I read three of this guy’s books, including The Making of a Jew and The Making of a Businessman, and they were absolutely worthless. They added nothing. There was no point to publishing them. There were no original insights. There were no great stories. They were just a waste.
So I’m reading all these tributes to Edgar Bronfman Sr. and I’m wondering, where’s the beef? What am I missing? What I do know about the man is that he put his name on a bunch of books he undoubtedly did not write and that did nothing for humanity. It must have given him great ego satisfaction but his books made zero contribution. It’s hard to publish many books and make no contribution but Edgar Bronfman Sr. did that.
This guy had five marriages and yet felt entitled to publish all these books on Judaism and the Jews that were nothing but tired liberal cliches.
My view on obituaries is that they are a wonderful opportunity to tell the truth. I don’t know much about Edgar Bronfman Sr., but what I do know is almost entirely from his own books, and hence my memory of him is so sharply negative.
Edgar Bronfman reminds me of another famous Jew who wrote three useless books prior to moving to Israel — Rabbi Daniel Gordis. Then he hit his stride and did great work.
I wrote about Edgar Bronfman Sr June 19, 2009:
I read his first two. Big mistake. They were dull.
His new book: "Hope, not fear: a path to Jewish renaissance"
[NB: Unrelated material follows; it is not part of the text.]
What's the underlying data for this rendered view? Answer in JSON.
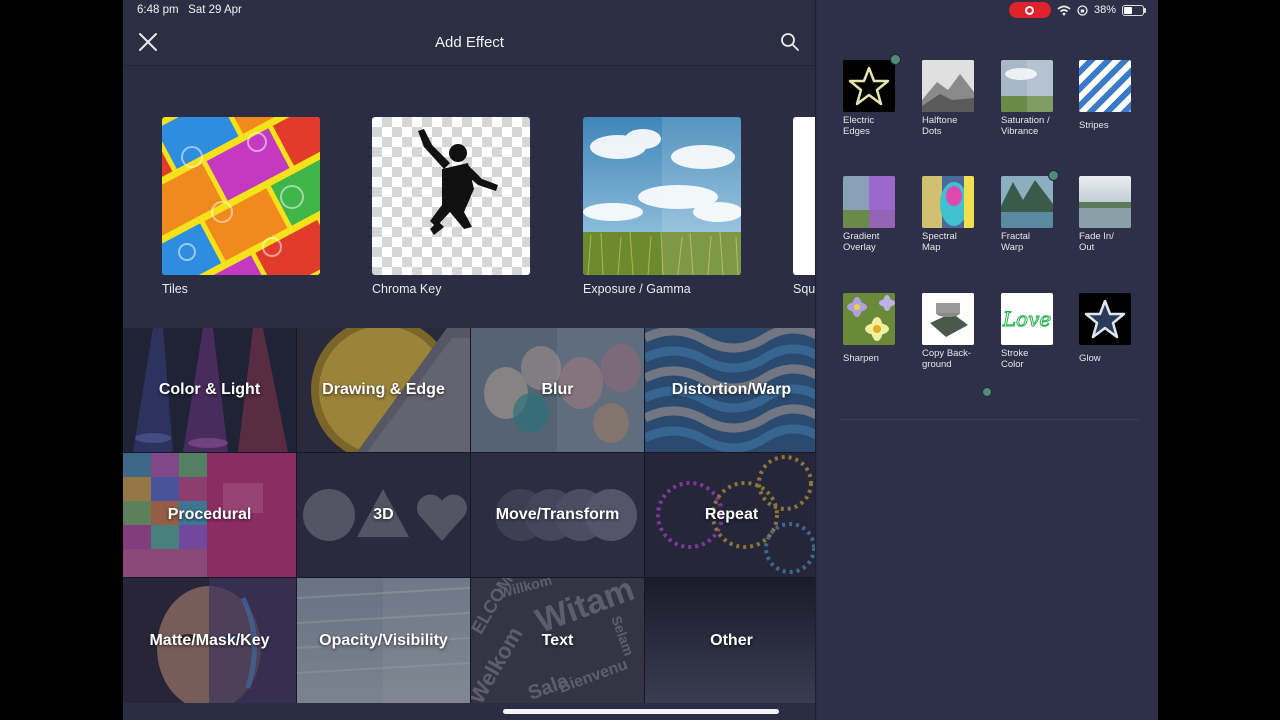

Why does anyone publish this man? He has nothing to say.
Publishers Weekly says: Bronfman, a philanthropist, former World Jewish Congress president and former Seagram CEO, bemoans the dry, joyless Judaism of his youth, which he in turn transmitted to his own children. The Holocaust and fear of anti-Semitism are no longer enough to drive Jewish identity and participation, he argues, along with writer Zasloff; only a more open, more celebratory and hopeful communal life will draw and retain young Jews. This community must be pluralistic, unreservedly welcoming intermarried Jews and their spouses, gay Jews and others outside the traditional Jewish mold. (Among the scores of mostly young leaders the authors quote is the first Asian-American rabbi.). Few of these ideas are new, and, occasionally, Bronfman oversimplifies, as when he reduces the complex issue of intermarriage to the need for an open tent, mirroring the hospitality of the biblical Abraham and Sarah. Still, Bronfman has spoken to and learned from a highly diverse group of American Jewish religious and cultural leaders outside the mainstream to fashion a fairly coherent view of what a more vibrant Jewish future might looks like.
Jack Wertheimer wrote in the May 2003 Commentary magazine: “The past president of the World Jewish Congress, Edgar Bronfman, has urged any congregation dissatisfied with its rabbi’s teachings to rise up and “fire the rabbi and get one who will do its bidding.”